Oh, what won't intrepid NYT reporter John Schwartz do for space journalism! Snip:
There are many elements of [NASA's current Space Shuttle Endeavor] mission, which is devoted to further construction of the station and improvements that will allow the station to double its crew size from three to six next year. But the gizmo that is getting the most attention is the "water recovery system," which will recycle the station's water supply. That's right: urine, sweat in the air, waste water and other forms of moisture will be fed into the system, distilled and sent back to the tap.
The system, created at a cost of about $250 million, will recycle about 93 percent of the water used aboard the station. The cost of lifting supplies up to orbit is so high, though, that NASA estimates the system could pay for itself in as little as two years. Similar systems would be essential to maintaining long-term bases on faraway outposts on the Moon and Mars.
The astronauts don't have a problem with this system. As Sandra H. Magnus, one of the astronauts who will be among the first to drink water produced by the new system aboard the station, noted in a recent interview, our earthbound water has been endlessly filtered through bodies, evaporated and rained down again. "We drink recycled water every day," she said, "on a little bit longer time scale."

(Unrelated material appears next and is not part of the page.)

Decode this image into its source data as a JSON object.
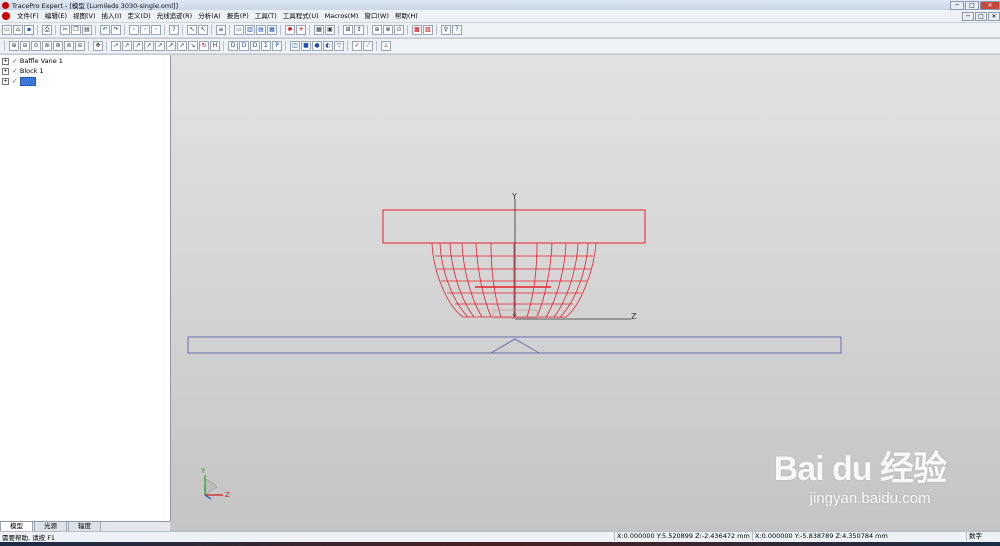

You'll have to read the whole piece to learn how the stuff tastes.